Shoping Cart

Your cart is empty now.

Shoping Cart

Your cart is empty now.

India’S Lost Frontiers By Raghvendra Singh1
Rs. 995
SKU: TBS4159

The North West Frontier Province (NWFP), now Khyber Pakhtoonkhwa, has always remained

tactically important. In the years leading up to India’s Partition and Independence, it significantly

engaged the attention of British and Indian...

  • Book Name: India’S Lost Frontiers By Raghvendra Singh
  • Publisher: Rupa Publications
  • Product Type: English
  • Barcode: 9788130000000
Secured checkout:
amazon payments master paypal american express apple pay google pay

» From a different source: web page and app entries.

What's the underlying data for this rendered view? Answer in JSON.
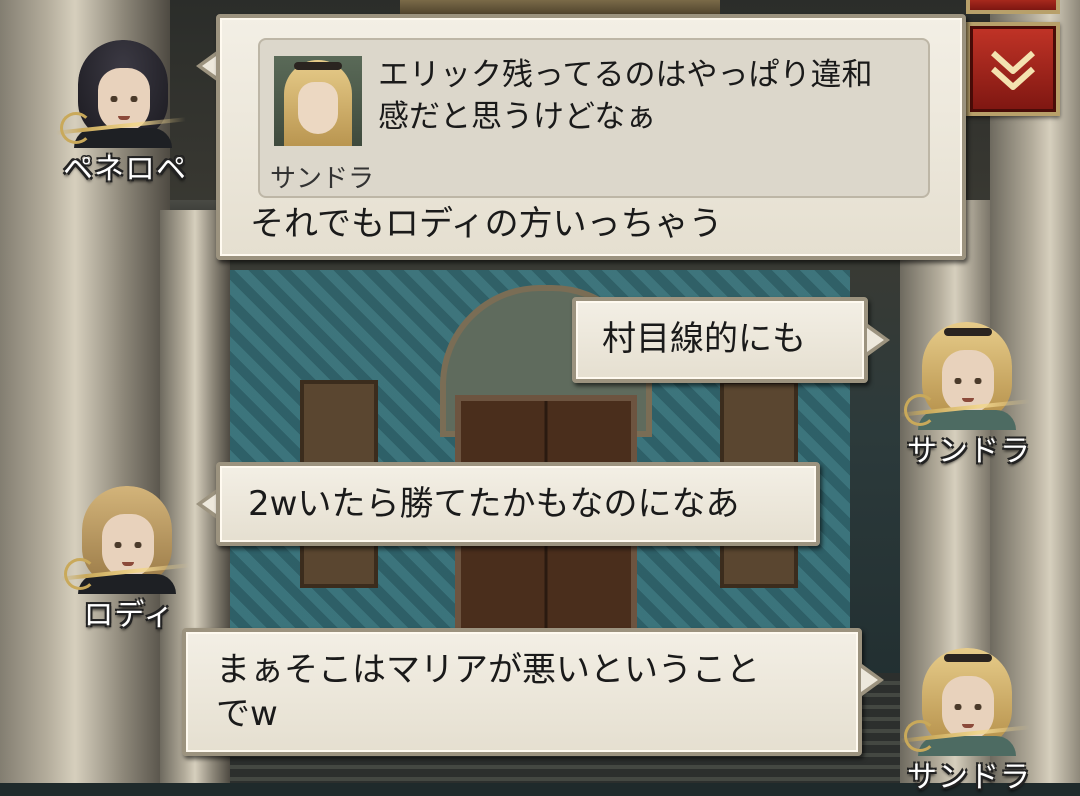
{
  "top_button": {
    "icon": "chevron-down-double-icon",
    "color": "#c23427"
  },
  "messages": [
    {
      "speaker": "ペネロペ",
      "side": "left",
      "quote": {
        "speaker": "サンドラ",
        "text": "エリック残ってるのはやっぱり違和\n感だと思うけどなぁ"
      },
      "text": "それでもロディの方いっちゃう"
    },
    {
      "speaker": "サンドラ",
      "side": "right",
      "text": "村目線的にも"
    },
    {
      "speaker": "ロディ",
      "side": "left",
      "text": "2wいたら勝てたかもなのになあ"
    },
    {
      "speaker": "サンドラ",
      "side": "right",
      "text": "まぁそこはマリアが悪いということ\nでw"
    }
  ]
}
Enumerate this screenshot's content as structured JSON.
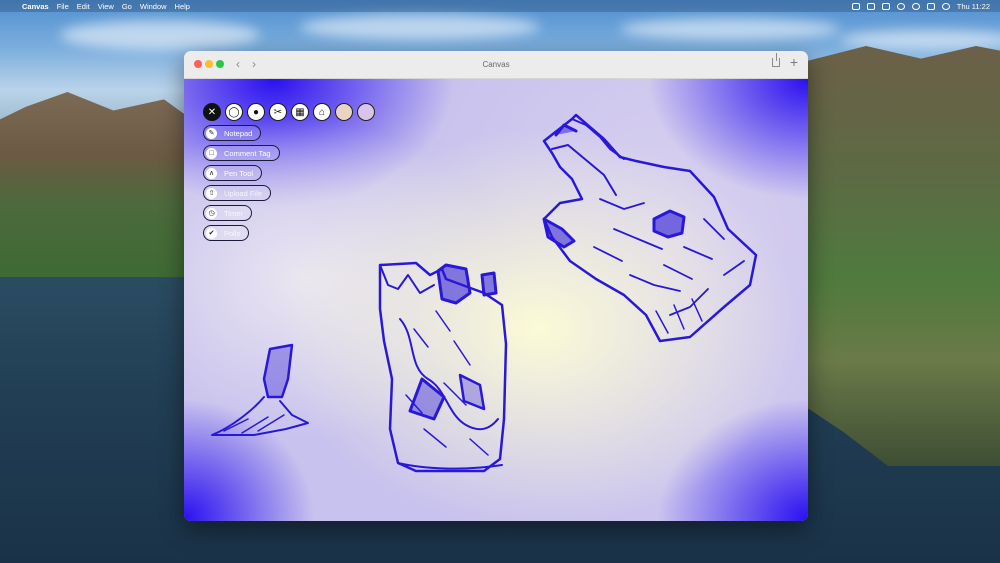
{
  "menubar": {
    "app_name": "Canvas",
    "items": [
      "File",
      "Edit",
      "View",
      "Go",
      "Window",
      "Help"
    ],
    "clock": "Thu 11:22"
  },
  "window": {
    "title": "Canvas"
  },
  "toolbar": {
    "icons": [
      "tools-icon",
      "speech-bubble-icon",
      "share-nodes-icon",
      "scissors-icon",
      "calendar-icon",
      "home-icon",
      "avatar-1",
      "avatar-2"
    ]
  },
  "menu": {
    "items": [
      {
        "label": "Notepad",
        "icon": "notepad-icon"
      },
      {
        "label": "Comment Tag",
        "icon": "comment-icon"
      },
      {
        "label": "Pen Tool",
        "icon": "pen-icon"
      },
      {
        "label": "Upload File",
        "icon": "upload-icon"
      },
      {
        "label": "Timer",
        "icon": "timer-icon"
      },
      {
        "label": "Polls",
        "icon": "thumbs-up-icon"
      }
    ]
  },
  "colors": {
    "ink": "#2a18d8",
    "canvas_blue": "#2a10f0",
    "canvas_cream": "#fbfbd6"
  }
}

The North West Frontier Province (NWFP), now Khyber Pakhtoonkhwa, has always remained

tactically important. In the years leading up to India’s Partition and Independence, it significantly

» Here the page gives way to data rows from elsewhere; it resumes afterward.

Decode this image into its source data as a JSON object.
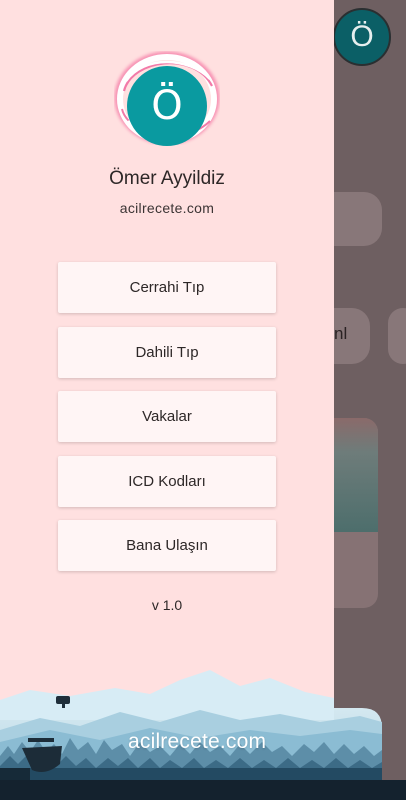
{
  "background_app": {
    "avatar_letter": "Ö",
    "partial_text": "nl"
  },
  "profile": {
    "avatar_letter": "Ö",
    "name": "Ömer Ayyildiz",
    "website": "acilrecete.com"
  },
  "menu": {
    "items": [
      {
        "label": "Cerrahi Tıp"
      },
      {
        "label": "Dahili Tıp"
      },
      {
        "label": "Vakalar"
      },
      {
        "label": "ICD Kodları"
      },
      {
        "label": "Bana Ulaşın"
      }
    ]
  },
  "version": "v 1.0",
  "footer": {
    "text": "acilrecete.com"
  },
  "colors": {
    "drawer_bg": "#ffe0e0",
    "avatar": "#0a9aa0",
    "avatar_glow": "#f04e8c",
    "menu_card": "#fff5f5",
    "scrim": "#6e5f61"
  }
}
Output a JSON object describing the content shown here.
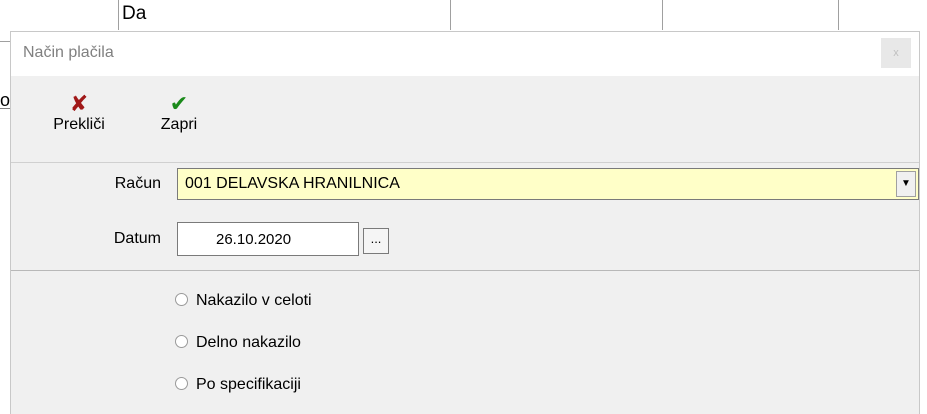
{
  "background": {
    "header_text": "Da",
    "left_char": "o"
  },
  "dialog": {
    "title": "Način plačila",
    "close_label": "x"
  },
  "toolbar": {
    "cancel_label": "Prekliči",
    "close_label": "Zapri",
    "cancel_icon": "x-icon",
    "close_icon": "checkmark-icon"
  },
  "form": {
    "account_label": "Račun",
    "account_value": "001  DELAVSKA HRANILNICA",
    "date_label": "Datum",
    "date_value": "26.10.2020",
    "date_button": "..."
  },
  "options": [
    {
      "label": "Nakazilo v celoti"
    },
    {
      "label": "Delno nakazilo"
    },
    {
      "label": "Po specifikaciji"
    }
  ],
  "colors": {
    "combo_bg": "#ffffc8",
    "cancel_icon": "#a01818",
    "close_icon": "#1a8a1a"
  }
}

engaged the attention of British and Indian political figures. This province negated Jinnah’s ‘two

nation’ theory, for the NWFP was overwhelmingly Muslim and yet elected a Congress government in 1946. This upset calculations, primarily of the British. It became imperative to snatch the province away from the Congress. A referendum was ordered and the elected Congress government dismissed on 22 August 1947, within a week of India’s Partition. The Congress leadership had allowed NWFP to be lost to India. Only Mahatma Gandhi and the Khan brothers—Khan Abdul Ghaffar Khan and Dr Khan Saheb—had resisted surrendering this claim over NWFP.

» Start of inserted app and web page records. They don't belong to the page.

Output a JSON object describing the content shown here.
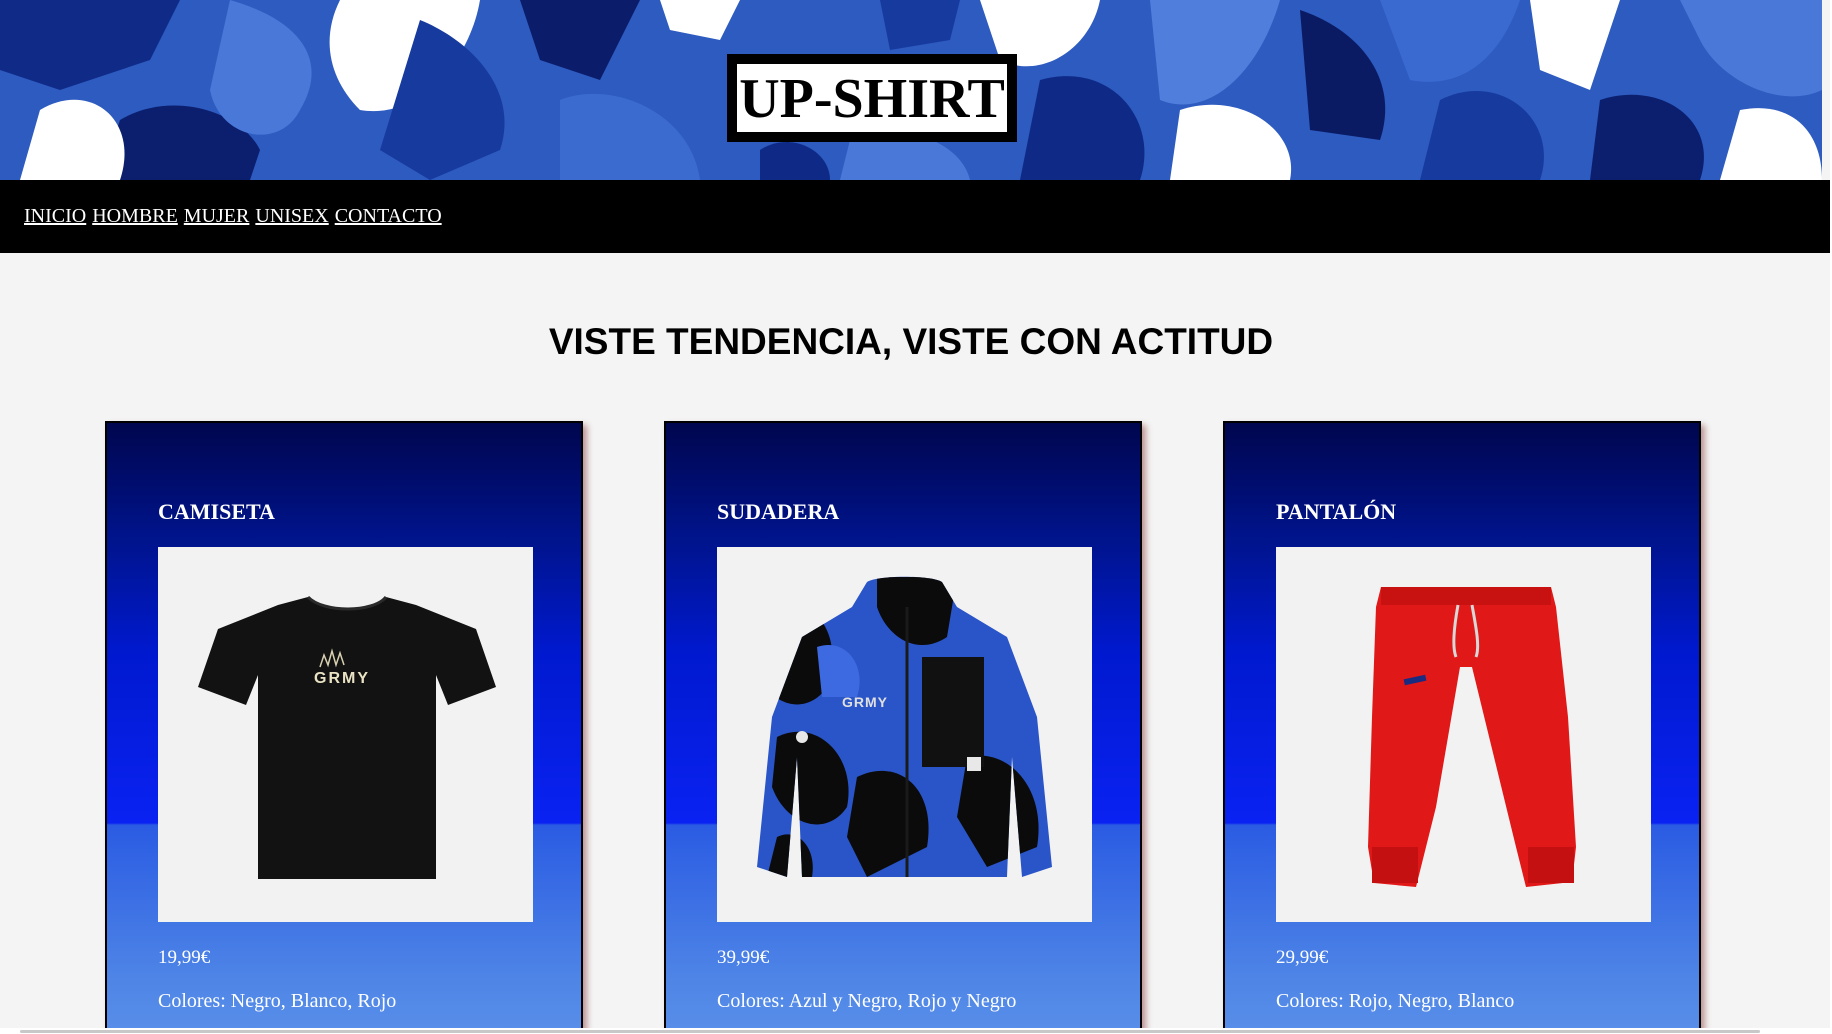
{
  "header": {
    "logo_text": "UP-SHIRT"
  },
  "nav": {
    "items": [
      {
        "label": "INICIO"
      },
      {
        "label": "HOMBRE"
      },
      {
        "label": "MUJER"
      },
      {
        "label": "UNISEX"
      },
      {
        "label": "CONTACTO"
      }
    ]
  },
  "main": {
    "tagline": "VISTE TENDENCIA, VISTE CON ACTITUD",
    "products": [
      {
        "title": "CAMISETA",
        "price": "19,99€",
        "colors": "Colores: Negro, Blanco, Rojo",
        "image_icon": "black-tshirt-image"
      },
      {
        "title": "SUDADERA",
        "price": "39,99€",
        "colors": "Colores: Azul y Negro, Rojo y Negro",
        "image_icon": "camo-zip-jacket-image"
      },
      {
        "title": "PANTALÓN",
        "price": "29,99€",
        "colors": "Colores: Rojo, Negro, Blanco",
        "image_icon": "red-sweatpants-image"
      }
    ]
  },
  "theme": {
    "nav_bg": "#000000",
    "page_bg": "#f4f4f4",
    "card_top": "#00064e",
    "card_mid": "#0a22f2",
    "card_bottom": "#5b90ea",
    "text_on_card": "#ffffff"
  }
}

It was in Britain’s strategic interest to partition India. It was also in Britain’s interest that NWFP

and Baluchistan, the two frontier provinces of undivided India, join Pakistan. Why then, even after more than seven decades of India’s Independence, do we still question the inevitability of Partition?

In this exhaustive study of the NWFP and its adjoining area of Afghanistan, Raghvendra Singh

argues that with an increasingly powerful China knocking on India’s door, it is imperative to

recognize that the docile acceptance of NWFP’s loss in 1947 may have serious consequences for

India’s security in times to come.

You may also like

translation missing: en.general.search.loading